Set a specific date for when there will be no more diapers and pull-ups. Some parents choose a specific age marker, for example when their child turns 3 or 3 ½. It is critical that you communicate this matter-of-factly, just like you might tell a child that she will start going to school every day or that she is going to have a new caregiver. You acknowledge that this is a change and that you are there to help her make this transition. And most importantly, communicate that you have complete confidence that she will adapt. Point out other changes she has faced and mastered. Remind her that she is still in complete control of her body. You are not making her do anything. If she goes on the potty, fine. If she has an accident, no problem, you will clean it up together and move on. This initially feels uncomfortable to parents. But remember, it is strategic; when children sense their parents have an agenda or expectations, it causes anxiety and pressure that interferes in learning. Accidents are part of the process. They should not result in shaming or annoyance. Once children experience that it is all up them, and they don’t have anything to rebel against, they are more likely to make the best decision for themselves which is to use the potty. Few children would prefer to have accidents all day long that they are responsible for helping to clean up. This strategy can also be used with children who are stuck on using a diaper to have a bowel movement even after they have fully mastered peeing on the potty.
I recognize that this sounds like boot camp, but it’s not. Most boot camps involve constant reminding about using the potty, requirements for sitting on the potty at certain times of day for set periods of time, and rewards for using the toilet. It is adult-driven. The model I am suggesting is quite different in that it entails trusting the child to figure out how to control his body in an age-appropriate way and to master a new challenge for which he already has the skills to achieve.
Keep in mind that when your child does pee or poop in the toilet, don’t go overboard with excitement as that can lead to regression (see Part 1.) It can feel intrusive and overwhelming. It also means that when your child doesn’t use the potty, he is disappointing you which makes the whole pottying process fraught with emotion. Instead, acknowledge your child’s success in a way that communicates that it is his accomplishment. Point out the benefits for him of making the choice to use the potty: “You felt the pee coming, got yourself to the potty and let it go. You had total control. Now there’s no need to change a diaper. Back to playing!”

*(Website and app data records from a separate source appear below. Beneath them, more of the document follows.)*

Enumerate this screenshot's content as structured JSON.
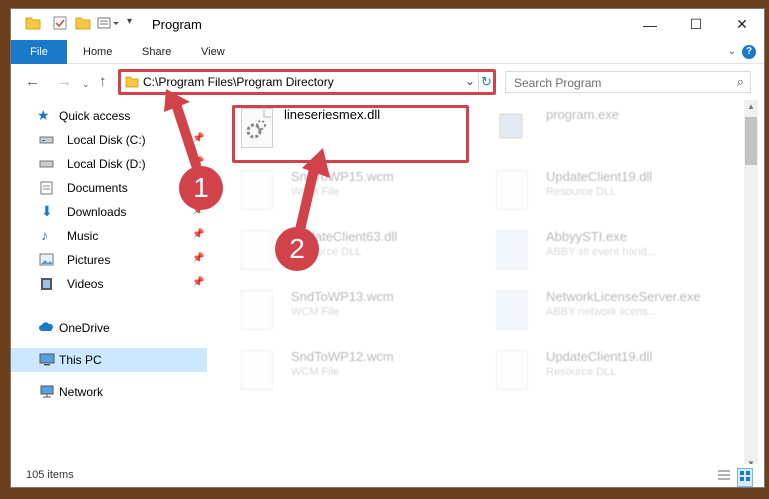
{
  "window": {
    "title": "Program",
    "minimize_glyph": "—",
    "maximize_glyph": "☐",
    "close_glyph": "✕"
  },
  "ribbon": {
    "tabs": [
      "File",
      "Home",
      "Share",
      "View"
    ],
    "help": "?"
  },
  "nav": {
    "address": "C:\\Program Files\\Program Directory",
    "search_placeholder": "Search Program"
  },
  "sidebar": {
    "items": [
      {
        "label": "Quick access",
        "icon": "star-icon"
      },
      {
        "label": "Local Disk (C:)",
        "icon": "drive-icon",
        "pinned": true
      },
      {
        "label": "Local Disk (D:)",
        "icon": "drive-icon",
        "pinned": true
      },
      {
        "label": "Documents",
        "icon": "documents-icon",
        "pinned": true
      },
      {
        "label": "Downloads",
        "icon": "download-icon",
        "pinned": true
      },
      {
        "label": "Music",
        "icon": "music-icon",
        "pinned": true
      },
      {
        "label": "Pictures",
        "icon": "pictures-icon",
        "pinned": true
      },
      {
        "label": "Videos",
        "icon": "videos-icon",
        "pinned": true
      },
      {
        "label": "OneDrive",
        "icon": "cloud-icon"
      },
      {
        "label": "This PC",
        "icon": "computer-icon",
        "selected": true
      },
      {
        "label": "Network",
        "icon": "network-icon"
      }
    ]
  },
  "files": [
    {
      "name": "lineseriesmex.dll",
      "sub": ""
    },
    {
      "name": "program.exe",
      "sub": ""
    },
    {
      "name": "SndToWP15.wcm",
      "sub": "WCM File"
    },
    {
      "name": "UpdateClient19.dll",
      "sub": "Resource DLL"
    },
    {
      "name": "UpdateClient63.dll",
      "sub": "Resource DLL"
    },
    {
      "name": "AbbyySTI.exe",
      "sub": "ABBY sti event hand..."
    },
    {
      "name": "SndToWP13.wcm",
      "sub": "WCM File"
    },
    {
      "name": "NetworkLicenseServer.exe",
      "sub": "ABBY network licens..."
    },
    {
      "name": "SndToWP12.wcm",
      "sub": "WCM File"
    },
    {
      "name": "UpdateClient19.dll",
      "sub": "Resource DLL"
    }
  ],
  "status": {
    "count": "105 items"
  },
  "callouts": [
    "1",
    "2"
  ],
  "colors": {
    "accent": "#1979ca",
    "highlight": "#d2424a"
  }
}
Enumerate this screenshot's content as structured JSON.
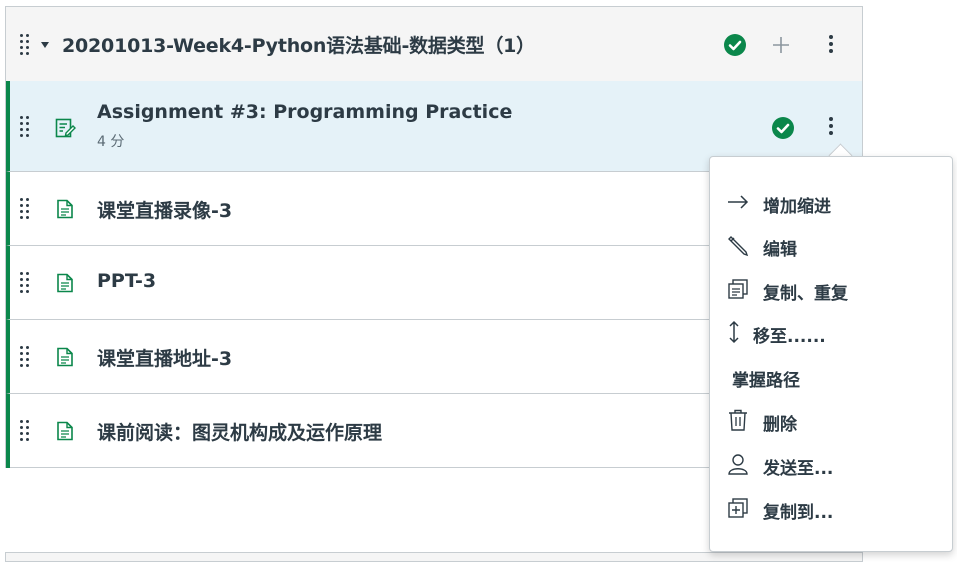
{
  "module": {
    "title": "20201013-Week4-Python语法基础-数据类型（1）",
    "status_icon": "check-circle-icon",
    "add_icon": "plus-icon",
    "options_icon": "kebab-icon"
  },
  "items": [
    {
      "title": "Assignment #3: Programming Practice",
      "subtitle": "4 分",
      "icon": "assignment-icon",
      "selected": true
    },
    {
      "title": "课堂直播录像-3",
      "icon": "page-icon"
    },
    {
      "title": "PPT-3",
      "icon": "page-icon"
    },
    {
      "title": "课堂直播地址-3",
      "icon": "page-icon"
    },
    {
      "title": "课前阅读：图灵机构成及运作原理",
      "icon": "page-icon"
    }
  ],
  "menu": {
    "items": [
      {
        "label": "增加缩进",
        "icon": "arrow-right-icon"
      },
      {
        "label": "编辑",
        "icon": "pencil-icon"
      },
      {
        "label": "复制、重复",
        "icon": "duplicate-icon"
      },
      {
        "label": "移至......",
        "icon": "move-icon"
      },
      {
        "label": "掌握路径",
        "icon": ""
      },
      {
        "label": "删除",
        "icon": "trash-icon"
      },
      {
        "label": "发送至...",
        "icon": "user-icon"
      },
      {
        "label": "复制到...",
        "icon": "copy-to-icon"
      }
    ]
  },
  "colors": {
    "accent_green": "#0b874b",
    "selected_bg": "#e5f2f8",
    "text": "#2d3b45"
  }
}
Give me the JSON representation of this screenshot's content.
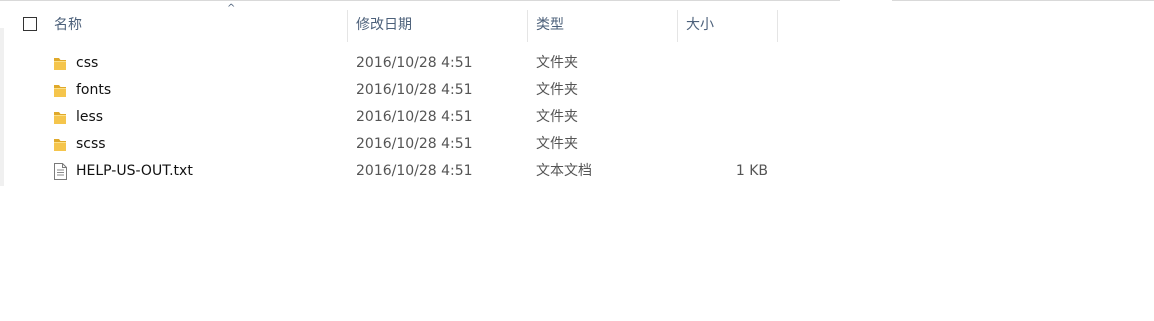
{
  "header": {
    "name_label": "名称",
    "date_label": "修改日期",
    "type_label": "类型",
    "size_label": "大小",
    "sort_indicator": "^"
  },
  "files": [
    {
      "name": "css",
      "date": "2016/10/28 4:51",
      "type": "文件夹",
      "size": "",
      "icon": "folder-icon"
    },
    {
      "name": "fonts",
      "date": "2016/10/28 4:51",
      "type": "文件夹",
      "size": "",
      "icon": "folder-icon"
    },
    {
      "name": "less",
      "date": "2016/10/28 4:51",
      "type": "文件夹",
      "size": "",
      "icon": "folder-icon"
    },
    {
      "name": "scss",
      "date": "2016/10/28 4:51",
      "type": "文件夹",
      "size": "",
      "icon": "folder-icon"
    },
    {
      "name": "HELP-US-OUT.txt",
      "date": "2016/10/28 4:51",
      "type": "文本文档",
      "size": "1 KB",
      "icon": "text-file-icon"
    }
  ],
  "colors": {
    "header_text": "#4c607a",
    "folder_yellow": "#f5c54c",
    "folder_dark": "#e0a92a"
  }
}
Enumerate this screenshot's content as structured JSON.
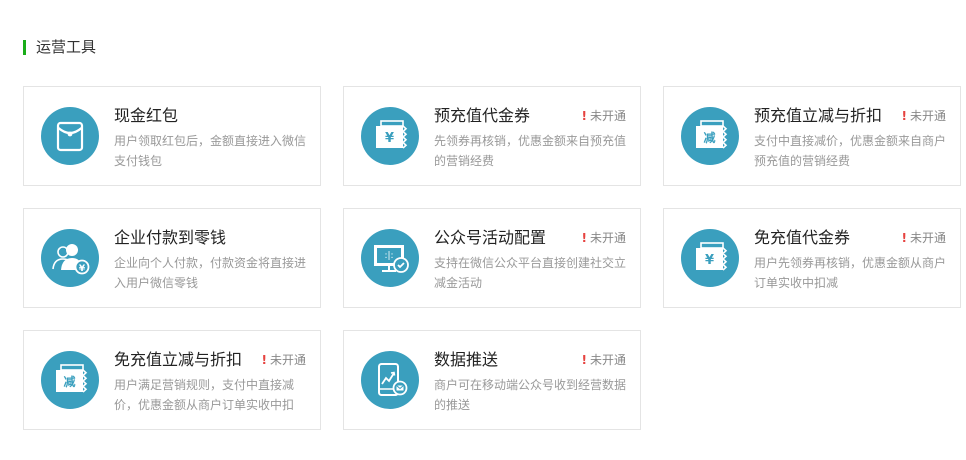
{
  "section": {
    "title": "运营工具"
  },
  "colors": {
    "accent_bar": "#1aad19",
    "icon_bg": "#3a9fbe",
    "status_alert": "#e64340"
  },
  "tools": [
    {
      "title": "现金红包",
      "desc": "用户领取红包后，金额直接进入微信支付钱包",
      "status": "",
      "icon": "red-envelope-icon"
    },
    {
      "title": "预充值代金券",
      "desc": "先领券再核销，优惠金额来自预充值的营销经费",
      "status": "未开通",
      "icon": "yuan-coupon-icon"
    },
    {
      "title": "预充值立减与折扣",
      "desc": "支付中直接减价，优惠金额来自商户预充值的营销经费",
      "status": "未开通",
      "icon": "discount-coupon-icon"
    },
    {
      "title": "企业付款到零钱",
      "desc": "企业向个人付款，付款资金将直接进入用户微信零钱",
      "status": "",
      "icon": "people-payment-icon"
    },
    {
      "title": "公众号活动配置",
      "desc": "支持在微信公众平台直接创建社交立减金活动",
      "status": "未开通",
      "icon": "monitor-settings-icon"
    },
    {
      "title": "免充值代金券",
      "desc": "用户先领券再核销，优惠金额从商户订单实收中扣减",
      "status": "未开通",
      "icon": "yuan-coupon-icon"
    },
    {
      "title": "免充值立减与折扣",
      "desc": "用户满足营销规则，支付中直接减价，优惠金额从商户订单实收中扣",
      "status": "未开通",
      "icon": "discount-coupon-icon"
    },
    {
      "title": "数据推送",
      "desc": "商户可在移动端公众号收到经营数据的推送",
      "status": "未开通",
      "icon": "mobile-chart-icon"
    }
  ]
}
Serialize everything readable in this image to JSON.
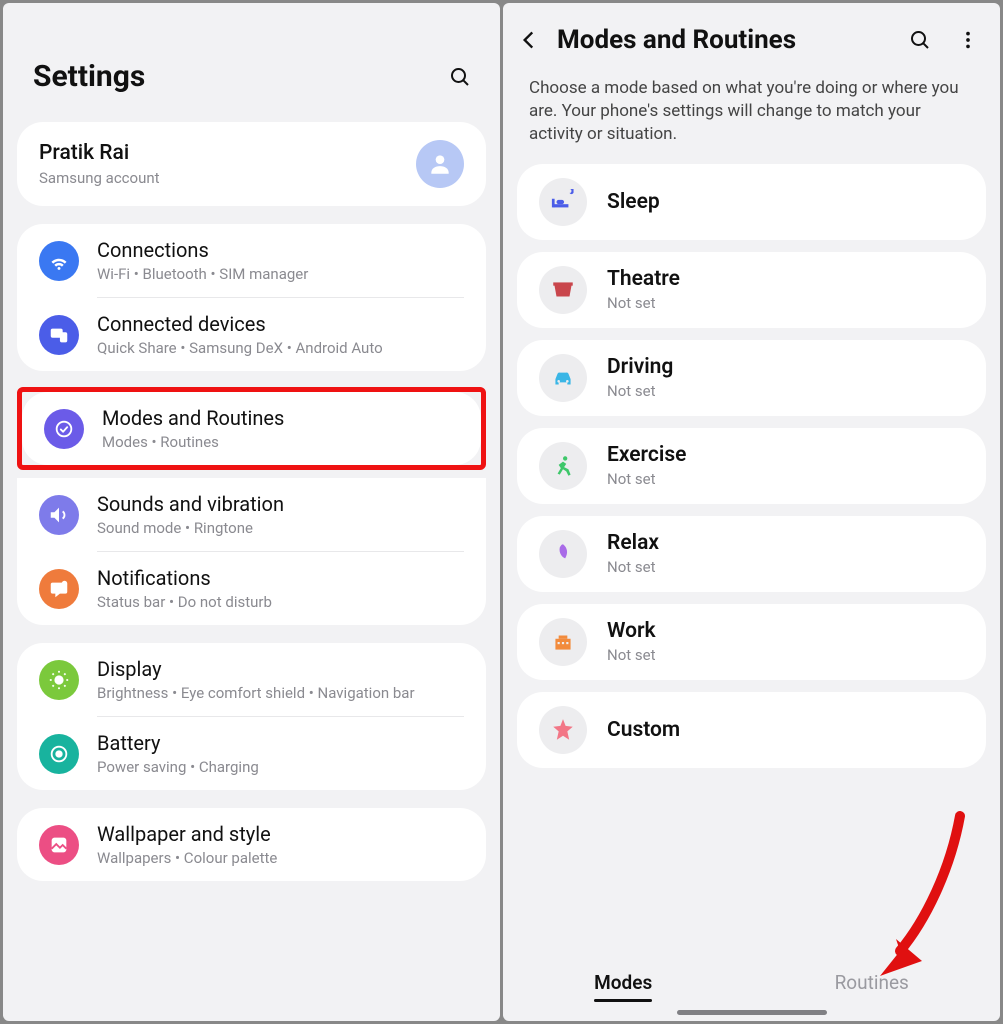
{
  "left": {
    "title": "Settings",
    "account": {
      "name": "Pratik Rai",
      "sub": "Samsung account"
    },
    "group1": {
      "connections": {
        "title": "Connections",
        "sub": "Wi-Fi  •  Bluetooth  •  SIM manager"
      },
      "devices": {
        "title": "Connected devices",
        "sub": "Quick Share  •  Samsung DeX  •  Android Auto"
      }
    },
    "group2": {
      "modes": {
        "title": "Modes and Routines",
        "sub": "Modes  •  Routines"
      },
      "sound": {
        "title": "Sounds and vibration",
        "sub": "Sound mode  •  Ringtone"
      },
      "notif": {
        "title": "Notifications",
        "sub": "Status bar  •  Do not disturb"
      }
    },
    "group3": {
      "display": {
        "title": "Display",
        "sub": "Brightness  •  Eye comfort shield  •  Navigation bar"
      },
      "battery": {
        "title": "Battery",
        "sub": "Power saving  •  Charging"
      }
    },
    "group4": {
      "wallpaper": {
        "title": "Wallpaper and style",
        "sub": "Wallpapers  •  Colour palette"
      }
    }
  },
  "right": {
    "title": "Modes and Routines",
    "desc": "Choose a mode based on what you're doing or where you are. Your phone's settings will change to match your activity or situation.",
    "notset": "Not set",
    "modes": {
      "sleep": "Sleep",
      "theatre": "Theatre",
      "driving": "Driving",
      "exercise": "Exercise",
      "relax": "Relax",
      "work": "Work",
      "custom": "Custom"
    },
    "tabs": {
      "modes": "Modes",
      "routines": "Routines"
    }
  }
}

Potty-learning challenges can be very complex and confusing. They are often caused by underlying issues your child is struggling with. So, if you are in the midst of a challenge around pottying that you feel is having a negative effect on your child (and family), I encourage you to seek consultation for two important reasons: 1) The way you approach this process has an impact on your child beyond learning to use the potty. You are sending him messages about his capacity to regulate himself which is critical to his overall development; and, 2) Understanding the root cause of the struggles your child is experiencing can be hard to figure out. A trained child development specialist can help you put together the pieces of the puzzle that make up your child’s behavior. This can help you approach the challenge in a positive and effective way that supports your child’s overall development. And, the insight you gain about what makes your child tick can help you anticipate other developmental tasks or experiences that might pose challenges for him as he grows. It can provide a roadmap for how to support him through other challenges he may face.